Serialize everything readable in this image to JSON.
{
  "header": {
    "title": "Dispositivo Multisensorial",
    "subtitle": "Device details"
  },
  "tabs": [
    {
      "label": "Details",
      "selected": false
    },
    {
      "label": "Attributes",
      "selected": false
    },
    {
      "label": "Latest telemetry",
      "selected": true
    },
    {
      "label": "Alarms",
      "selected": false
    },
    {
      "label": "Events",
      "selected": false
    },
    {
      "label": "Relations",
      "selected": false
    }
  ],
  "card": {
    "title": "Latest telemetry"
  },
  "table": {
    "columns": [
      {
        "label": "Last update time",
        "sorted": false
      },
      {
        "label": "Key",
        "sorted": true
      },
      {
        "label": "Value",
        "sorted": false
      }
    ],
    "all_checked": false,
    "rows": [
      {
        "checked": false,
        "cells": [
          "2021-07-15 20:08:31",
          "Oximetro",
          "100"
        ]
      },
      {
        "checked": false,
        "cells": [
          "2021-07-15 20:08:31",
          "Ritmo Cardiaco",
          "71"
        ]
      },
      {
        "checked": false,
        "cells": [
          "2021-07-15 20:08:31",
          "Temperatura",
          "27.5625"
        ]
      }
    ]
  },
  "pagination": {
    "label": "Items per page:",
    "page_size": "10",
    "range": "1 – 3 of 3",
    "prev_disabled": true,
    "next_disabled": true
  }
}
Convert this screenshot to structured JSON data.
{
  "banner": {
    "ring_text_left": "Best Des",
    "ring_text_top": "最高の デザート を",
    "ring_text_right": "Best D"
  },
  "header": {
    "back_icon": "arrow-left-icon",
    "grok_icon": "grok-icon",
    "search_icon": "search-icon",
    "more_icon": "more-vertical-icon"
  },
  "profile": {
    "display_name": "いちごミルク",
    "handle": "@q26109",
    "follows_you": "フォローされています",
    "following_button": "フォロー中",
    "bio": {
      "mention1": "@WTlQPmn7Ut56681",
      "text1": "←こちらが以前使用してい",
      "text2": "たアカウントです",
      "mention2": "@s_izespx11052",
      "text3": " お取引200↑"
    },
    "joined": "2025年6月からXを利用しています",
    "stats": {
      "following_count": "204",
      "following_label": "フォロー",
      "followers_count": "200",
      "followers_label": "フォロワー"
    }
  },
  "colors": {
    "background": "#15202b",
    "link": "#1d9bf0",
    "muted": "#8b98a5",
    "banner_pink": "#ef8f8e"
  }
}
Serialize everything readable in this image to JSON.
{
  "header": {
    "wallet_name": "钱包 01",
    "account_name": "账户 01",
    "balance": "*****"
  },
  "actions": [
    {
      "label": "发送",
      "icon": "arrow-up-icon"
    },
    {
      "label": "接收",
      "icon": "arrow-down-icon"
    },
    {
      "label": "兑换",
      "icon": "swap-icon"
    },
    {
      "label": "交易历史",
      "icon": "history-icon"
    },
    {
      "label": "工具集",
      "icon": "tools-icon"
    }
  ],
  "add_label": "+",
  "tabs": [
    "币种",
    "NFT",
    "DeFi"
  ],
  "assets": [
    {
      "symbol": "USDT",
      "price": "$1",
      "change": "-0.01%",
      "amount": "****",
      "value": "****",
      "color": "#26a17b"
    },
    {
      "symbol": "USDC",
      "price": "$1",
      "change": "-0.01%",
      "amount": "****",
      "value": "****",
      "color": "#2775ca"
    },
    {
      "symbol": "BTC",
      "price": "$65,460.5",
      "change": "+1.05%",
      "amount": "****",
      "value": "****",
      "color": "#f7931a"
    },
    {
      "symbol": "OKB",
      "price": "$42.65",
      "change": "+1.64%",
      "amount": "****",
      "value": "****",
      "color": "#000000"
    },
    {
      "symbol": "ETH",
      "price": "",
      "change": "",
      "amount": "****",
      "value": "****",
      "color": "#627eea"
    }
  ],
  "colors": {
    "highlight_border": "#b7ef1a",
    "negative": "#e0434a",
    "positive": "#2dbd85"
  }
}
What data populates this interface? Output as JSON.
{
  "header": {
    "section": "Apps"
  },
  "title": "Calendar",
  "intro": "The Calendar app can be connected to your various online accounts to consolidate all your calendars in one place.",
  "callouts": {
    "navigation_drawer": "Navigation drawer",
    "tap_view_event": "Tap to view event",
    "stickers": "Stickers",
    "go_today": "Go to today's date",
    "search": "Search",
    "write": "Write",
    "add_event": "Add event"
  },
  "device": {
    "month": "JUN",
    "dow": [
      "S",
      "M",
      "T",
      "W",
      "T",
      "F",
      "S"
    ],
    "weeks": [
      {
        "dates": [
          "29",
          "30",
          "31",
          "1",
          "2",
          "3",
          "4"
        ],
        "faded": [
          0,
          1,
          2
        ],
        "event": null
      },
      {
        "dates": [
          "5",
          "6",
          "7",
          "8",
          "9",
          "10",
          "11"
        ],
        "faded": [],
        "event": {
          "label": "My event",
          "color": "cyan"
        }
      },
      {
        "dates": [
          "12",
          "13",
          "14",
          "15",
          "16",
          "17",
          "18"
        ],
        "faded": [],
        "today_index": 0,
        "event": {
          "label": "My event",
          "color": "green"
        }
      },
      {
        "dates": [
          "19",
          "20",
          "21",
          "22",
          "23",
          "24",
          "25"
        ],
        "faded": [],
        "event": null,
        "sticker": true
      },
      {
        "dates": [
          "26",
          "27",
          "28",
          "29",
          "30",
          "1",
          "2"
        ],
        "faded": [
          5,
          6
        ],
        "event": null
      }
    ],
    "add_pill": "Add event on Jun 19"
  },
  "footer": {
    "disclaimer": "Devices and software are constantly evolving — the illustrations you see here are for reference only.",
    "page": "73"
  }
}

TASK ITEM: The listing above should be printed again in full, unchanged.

RESULT BELOW:
Serialize everything readable in this image to JSON.
{
  "header": {
    "title": "Dispositivo Multisensorial",
    "subtitle": "Device details"
  },
  "tabs": [
    {
      "label": "Details",
      "selected": false
    },
    {
      "label": "Attributes",
      "selected": false
    },
    {
      "label": "Latest telemetry",
      "selected": true
    },
    {
      "label": "Alarms",
      "selected": false
    },
    {
      "label": "Events",
      "selected": false
    },
    {
      "label": "Relations",
      "selected": false
    }
  ],
  "card": {
    "title": "Latest telemetry"
  },
  "table": {
    "columns": [
      {
        "label": "Last update time",
        "sorted": false
      },
      {
        "label": "Key",
        "sorted": true
      },
      {
        "label": "Value",
        "sorted": false
      }
    ],
    "all_checked": false,
    "rows": [
      {
        "checked": false,
        "cells": [
          "2021-07-15 20:08:31",
          "Oximetro",
          "100"
        ]
      },
      {
        "checked": false,
        "cells": [
          "2021-07-15 20:08:31",
          "Ritmo Cardiaco",
          "71"
        ]
      },
      {
        "checked": false,
        "cells": [
          "2021-07-15 20:08:31",
          "Temperatura",
          "27.5625"
        ]
      }
    ]
  },
  "pagination": {
    "label": "Items per page:",
    "page_size": "10",
    "range": "1 – 3 of 3",
    "prev_disabled": true,
    "next_disabled": true
  }
}
Convert this screenshot to structured JSON data.
{
  "banner": {
    "ring_text_left": "Best Des",
    "ring_text_top": "最高の デザート を",
    "ring_text_right": "Best D"
  },
  "header": {
    "back_icon": "arrow-left-icon",
    "grok_icon": "grok-icon",
    "search_icon": "search-icon",
    "more_icon": "more-vertical-icon"
  },
  "profile": {
    "display_name": "いちごミルク",
    "handle": "@q26109",
    "follows_you": "フォローされています",
    "following_button": "フォロー中",
    "bio": {
      "mention1": "@WTlQPmn7Ut56681",
      "text1": "←こちらが以前使用してい",
      "text2": "たアカウントです",
      "mention2": "@s_izespx11052",
      "text3": " お取引200↑"
    },
    "joined": "2025年6月からXを利用しています",
    "stats": {
      "following_count": "204",
      "following_label": "フォロー",
      "followers_count": "200",
      "followers_label": "フォロワー"
    }
  },
  "colors": {
    "background": "#15202b",
    "link": "#1d9bf0",
    "muted": "#8b98a5",
    "banner_pink": "#ef8f8e"
  }
}
Serialize everything readable in this image to JSON.
{
  "header": {
    "wallet_name": "钱包 01",
    "account_name": "账户 01",
    "balance": "*****"
  },
  "actions": [
    {
      "label": "发送",
      "icon": "arrow-up-icon"
    },
    {
      "label": "接收",
      "icon": "arrow-down-icon"
    },
    {
      "label": "兑换",
      "icon": "swap-icon"
    },
    {
      "label": "交易历史",
      "icon": "history-icon"
    },
    {
      "label": "工具集",
      "icon": "tools-icon"
    }
  ],
  "add_label": "+",
  "tabs": [
    "币种",
    "NFT",
    "DeFi"
  ],
  "assets": [
    {
      "symbol": "USDT",
      "price": "$1",
      "change": "-0.01%",
      "amount": "****",
      "value": "****",
      "color": "#26a17b"
    },
    {
      "symbol": "USDC",
      "price": "$1",
      "change": "-0.01%",
      "amount": "****",
      "value": "****",
      "color": "#2775ca"
    },
    {
      "symbol": "BTC",
      "price": "$65,460.5",
      "change": "+1.05%",
      "amount": "****",
      "value": "****",
      "color": "#f7931a"
    },
    {
      "symbol": "OKB",
      "price": "$42.65",
      "change": "+1.64%",
      "amount": "****",
      "value": "****",
      "color": "#000000"
    },
    {
      "symbol": "ETH",
      "price": "",
      "change": "",
      "amount": "****",
      "value": "****",
      "color": "#627eea"
    }
  ],
  "colors": {
    "highlight_border": "#b7ef1a",
    "negative": "#e0434a",
    "positive": "#2dbd85"
  }
}
What data populates this interface? Output as JSON.
{
  "header": {
    "section": "Apps"
  },
  "title": "Calendar",
  "intro": "The Calendar app can be connected to your various online accounts to consolidate all your calendars in one place.",
  "callouts": {
    "navigation_drawer": "Navigation drawer",
    "tap_view_event": "Tap to view event",
    "stickers": "Stickers",
    "go_today": "Go to today's date",
    "search": "Search",
    "write": "Write",
    "add_event": "Add event"
  },
  "device": {
    "month": "JUN",
    "dow": [
      "S",
      "M",
      "T",
      "W",
      "T",
      "F",
      "S"
    ],
    "weeks": [
      {
        "dates": [
          "29",
          "30",
          "31",
          "1",
          "2",
          "3",
          "4"
        ],
        "faded": [
          0,
          1,
          2
        ],
        "event": null
      },
      {
        "dates": [
          "5",
          "6",
          "7",
          "8",
          "9",
          "10",
          "11"
        ],
        "faded": [],
        "event": {
          "label": "My event",
          "color": "cyan"
        }
      },
      {
        "dates": [
          "12",
          "13",
          "14",
          "15",
          "16",
          "17",
          "18"
        ],
        "faded": [],
        "today_index": 0,
        "event": {
          "label": "My event",
          "color": "green"
        }
      },
      {
        "dates": [
          "19",
          "20",
          "21",
          "22",
          "23",
          "24",
          "25"
        ],
        "faded": [],
        "event": null,
        "sticker": true
      },
      {
        "dates": [
          "26",
          "27",
          "28",
          "29",
          "30",
          "1",
          "2"
        ],
        "faded": [
          5,
          6
        ],
        "event": null
      }
    ],
    "add_pill": "Add event on Jun 19"
  },
  "footer": {
    "disclaimer": "Devices and software are constantly evolving — the illustrations you see here are for reference only.",
    "page": "73"
  }
}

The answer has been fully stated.